Are you Self-published or Traditional Published? Why did you choose this type of publishing?I’m a hybrid author, which means I have some books that are self-published and some that are traditionally published. I’ll be speaking more on the advantages and disadvantages of this at the Catholic Writers Conference Online in February. Essentially, I didn’t “choose” this type of publishing. It just worked out that my first book was self-published, because each step of the process I had someone offer to help me through it professionally! My second book ended up being traditionally published, because my editor at Catholic Exchange asked me if I had considered writing a book.
Anything else you’d like to share with your readers? Writing can be daunting, so don’t think it’s some romantic way of life. Most of us don’t make a grand living as writers, but we love what we do. If you are called to write, you will want to share your ideas with others in order to inspire, encourage, entertain, or teach them – maybe a combination of these, or something else.
Just for fun:
Do you have any pets? Yes! A 9-year-old pit bull mix, Lily. She’s a character! We love her as one of our family members.

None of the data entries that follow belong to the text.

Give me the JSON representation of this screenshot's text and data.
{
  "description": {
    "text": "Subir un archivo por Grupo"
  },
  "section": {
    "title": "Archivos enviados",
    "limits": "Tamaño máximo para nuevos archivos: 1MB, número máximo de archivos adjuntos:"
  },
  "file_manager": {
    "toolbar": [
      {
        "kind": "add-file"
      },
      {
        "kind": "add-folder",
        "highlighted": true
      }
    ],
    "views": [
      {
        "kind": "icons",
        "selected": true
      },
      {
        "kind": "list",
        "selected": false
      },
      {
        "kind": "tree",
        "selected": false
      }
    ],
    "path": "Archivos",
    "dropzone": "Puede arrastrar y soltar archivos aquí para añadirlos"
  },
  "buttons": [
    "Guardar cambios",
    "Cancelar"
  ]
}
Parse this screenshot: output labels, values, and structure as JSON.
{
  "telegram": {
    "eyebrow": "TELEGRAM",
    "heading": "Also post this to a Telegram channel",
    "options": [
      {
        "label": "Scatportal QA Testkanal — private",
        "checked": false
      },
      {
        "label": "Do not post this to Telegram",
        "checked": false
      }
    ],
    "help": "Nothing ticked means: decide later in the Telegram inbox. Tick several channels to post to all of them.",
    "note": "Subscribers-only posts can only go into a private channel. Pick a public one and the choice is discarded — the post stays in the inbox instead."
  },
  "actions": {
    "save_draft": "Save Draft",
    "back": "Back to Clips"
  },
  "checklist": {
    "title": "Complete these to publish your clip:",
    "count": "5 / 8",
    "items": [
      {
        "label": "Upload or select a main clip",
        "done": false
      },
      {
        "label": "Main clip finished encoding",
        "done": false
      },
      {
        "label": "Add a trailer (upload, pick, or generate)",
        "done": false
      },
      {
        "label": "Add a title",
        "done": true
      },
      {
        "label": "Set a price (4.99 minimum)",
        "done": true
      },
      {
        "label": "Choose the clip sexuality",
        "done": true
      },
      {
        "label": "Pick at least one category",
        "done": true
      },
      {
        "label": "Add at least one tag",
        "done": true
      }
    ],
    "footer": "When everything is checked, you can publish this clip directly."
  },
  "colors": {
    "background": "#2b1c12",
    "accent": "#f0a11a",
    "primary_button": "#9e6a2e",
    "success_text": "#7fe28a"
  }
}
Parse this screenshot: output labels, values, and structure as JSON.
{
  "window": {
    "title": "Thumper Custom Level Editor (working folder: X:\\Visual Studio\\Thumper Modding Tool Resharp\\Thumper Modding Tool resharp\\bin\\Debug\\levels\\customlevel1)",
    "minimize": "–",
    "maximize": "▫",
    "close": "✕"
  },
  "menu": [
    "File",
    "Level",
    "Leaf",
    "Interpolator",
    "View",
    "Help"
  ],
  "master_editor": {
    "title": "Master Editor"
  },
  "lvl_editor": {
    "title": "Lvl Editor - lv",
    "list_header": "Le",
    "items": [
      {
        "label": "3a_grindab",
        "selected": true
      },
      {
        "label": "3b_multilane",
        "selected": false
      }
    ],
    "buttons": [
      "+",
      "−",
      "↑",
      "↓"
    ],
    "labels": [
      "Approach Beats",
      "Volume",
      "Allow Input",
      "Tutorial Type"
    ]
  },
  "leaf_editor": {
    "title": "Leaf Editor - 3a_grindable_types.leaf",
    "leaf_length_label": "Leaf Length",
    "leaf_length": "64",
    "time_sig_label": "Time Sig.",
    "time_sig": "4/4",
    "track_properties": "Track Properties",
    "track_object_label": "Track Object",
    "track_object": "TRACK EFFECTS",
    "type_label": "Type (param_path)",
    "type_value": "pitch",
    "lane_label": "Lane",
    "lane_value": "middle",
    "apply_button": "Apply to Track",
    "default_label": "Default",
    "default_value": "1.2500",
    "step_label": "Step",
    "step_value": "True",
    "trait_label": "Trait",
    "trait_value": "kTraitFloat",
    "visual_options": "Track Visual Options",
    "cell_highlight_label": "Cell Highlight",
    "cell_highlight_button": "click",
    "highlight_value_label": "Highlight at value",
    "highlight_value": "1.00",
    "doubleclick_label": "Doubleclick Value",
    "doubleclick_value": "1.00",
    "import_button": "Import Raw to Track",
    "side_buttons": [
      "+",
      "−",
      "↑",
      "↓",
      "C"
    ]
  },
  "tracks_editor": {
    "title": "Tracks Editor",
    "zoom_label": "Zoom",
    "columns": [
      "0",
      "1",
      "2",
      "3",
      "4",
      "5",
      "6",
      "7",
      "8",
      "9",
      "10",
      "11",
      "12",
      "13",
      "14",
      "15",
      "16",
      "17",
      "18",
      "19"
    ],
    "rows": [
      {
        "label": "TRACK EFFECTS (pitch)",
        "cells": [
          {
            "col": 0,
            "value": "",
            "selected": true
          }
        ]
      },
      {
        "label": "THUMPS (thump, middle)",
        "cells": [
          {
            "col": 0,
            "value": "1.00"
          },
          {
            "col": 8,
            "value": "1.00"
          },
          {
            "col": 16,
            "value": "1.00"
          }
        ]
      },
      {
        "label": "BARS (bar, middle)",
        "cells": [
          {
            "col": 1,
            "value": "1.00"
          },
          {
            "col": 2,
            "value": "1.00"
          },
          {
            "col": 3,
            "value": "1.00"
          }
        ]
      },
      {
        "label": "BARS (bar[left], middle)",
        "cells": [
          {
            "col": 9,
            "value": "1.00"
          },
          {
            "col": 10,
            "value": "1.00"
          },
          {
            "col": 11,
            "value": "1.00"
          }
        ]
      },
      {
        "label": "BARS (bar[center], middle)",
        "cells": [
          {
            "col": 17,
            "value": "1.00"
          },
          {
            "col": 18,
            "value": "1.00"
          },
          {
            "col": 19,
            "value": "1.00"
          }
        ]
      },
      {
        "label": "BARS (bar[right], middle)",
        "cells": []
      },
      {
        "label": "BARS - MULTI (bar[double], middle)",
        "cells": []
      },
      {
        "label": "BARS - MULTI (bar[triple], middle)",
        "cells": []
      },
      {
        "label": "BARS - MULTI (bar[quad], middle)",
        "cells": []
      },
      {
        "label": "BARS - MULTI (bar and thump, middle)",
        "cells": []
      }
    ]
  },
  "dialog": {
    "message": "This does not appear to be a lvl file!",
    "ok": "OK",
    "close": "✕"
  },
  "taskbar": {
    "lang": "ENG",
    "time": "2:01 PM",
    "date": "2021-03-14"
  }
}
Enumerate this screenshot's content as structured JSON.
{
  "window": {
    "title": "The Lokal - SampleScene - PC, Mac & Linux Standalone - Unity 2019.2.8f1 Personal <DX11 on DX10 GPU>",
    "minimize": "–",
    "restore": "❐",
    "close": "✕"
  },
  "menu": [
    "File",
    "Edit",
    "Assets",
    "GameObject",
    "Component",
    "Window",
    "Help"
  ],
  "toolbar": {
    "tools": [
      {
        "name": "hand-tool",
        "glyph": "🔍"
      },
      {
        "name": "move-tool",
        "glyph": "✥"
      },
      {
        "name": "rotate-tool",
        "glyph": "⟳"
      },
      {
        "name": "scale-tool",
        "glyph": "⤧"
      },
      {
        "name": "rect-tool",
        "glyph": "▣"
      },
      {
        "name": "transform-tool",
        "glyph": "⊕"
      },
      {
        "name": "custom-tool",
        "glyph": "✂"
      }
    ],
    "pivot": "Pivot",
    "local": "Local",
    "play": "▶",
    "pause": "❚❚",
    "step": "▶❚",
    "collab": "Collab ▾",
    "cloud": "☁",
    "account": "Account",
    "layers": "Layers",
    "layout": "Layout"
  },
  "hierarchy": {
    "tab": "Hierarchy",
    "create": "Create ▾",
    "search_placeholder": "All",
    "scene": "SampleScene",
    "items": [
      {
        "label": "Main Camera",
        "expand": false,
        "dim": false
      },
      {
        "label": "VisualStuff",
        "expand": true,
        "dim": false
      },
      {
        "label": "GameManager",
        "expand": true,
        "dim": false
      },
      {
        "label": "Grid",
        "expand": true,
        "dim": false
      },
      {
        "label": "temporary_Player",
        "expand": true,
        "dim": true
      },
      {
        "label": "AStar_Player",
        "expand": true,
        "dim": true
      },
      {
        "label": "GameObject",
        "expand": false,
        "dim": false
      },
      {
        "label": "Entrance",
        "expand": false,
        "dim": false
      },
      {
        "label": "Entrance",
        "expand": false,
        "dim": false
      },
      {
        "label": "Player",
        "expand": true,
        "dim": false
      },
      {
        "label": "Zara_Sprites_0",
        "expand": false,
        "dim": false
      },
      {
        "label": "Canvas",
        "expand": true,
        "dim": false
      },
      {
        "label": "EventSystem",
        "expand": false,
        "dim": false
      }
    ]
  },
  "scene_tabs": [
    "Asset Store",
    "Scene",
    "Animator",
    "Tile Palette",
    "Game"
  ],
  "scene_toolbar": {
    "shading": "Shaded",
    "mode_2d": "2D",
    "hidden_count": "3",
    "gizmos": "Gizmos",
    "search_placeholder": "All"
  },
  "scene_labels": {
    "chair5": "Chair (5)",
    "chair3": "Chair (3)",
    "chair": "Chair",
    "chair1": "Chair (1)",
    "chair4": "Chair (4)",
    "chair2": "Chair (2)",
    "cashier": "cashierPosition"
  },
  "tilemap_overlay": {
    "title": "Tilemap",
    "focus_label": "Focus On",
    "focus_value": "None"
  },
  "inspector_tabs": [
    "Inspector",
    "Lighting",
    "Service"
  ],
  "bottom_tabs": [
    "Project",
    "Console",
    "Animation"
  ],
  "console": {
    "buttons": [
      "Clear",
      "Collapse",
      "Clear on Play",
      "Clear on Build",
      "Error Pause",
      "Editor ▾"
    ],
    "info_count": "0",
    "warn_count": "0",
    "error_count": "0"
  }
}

Who’s your favorite musician/band? Well, I love music and a variety of genres of music. I’d say it depends, but my favorite genre of music is Renaissance or Baroque. I especially love Michael Praetorius and Tomasso Albonini.
What’s your favorite vacation spot? The mountains. It’s my dream to live in the Smokies one day.
Do you like coffee or tea? Never liked coffee, but I love tea and drink it daily with a bit of honey.
Did you go to college? If so, what was your major? Bachelor of Arts in Psychology with a minor in Religious Studies and Master of Science in Education for School Counseling
Are you a full-time writer or do you also work in another field? If so, what field?My “full-time” job is a stay-at-home mom.
Favorite Season? Fall/Winter/Spring/Summer? I like the changing seasons for different reasons. When I was a kid, my favorite season was summer, but now it’s probably fall. I love the cooler weather and gorgeous colors. Plus, there are so many fun things to do in the fall – hay rides, jumping in leaf piles, visiting pumpkin patches and carving them, apple picking and making homemade applesauce, etc.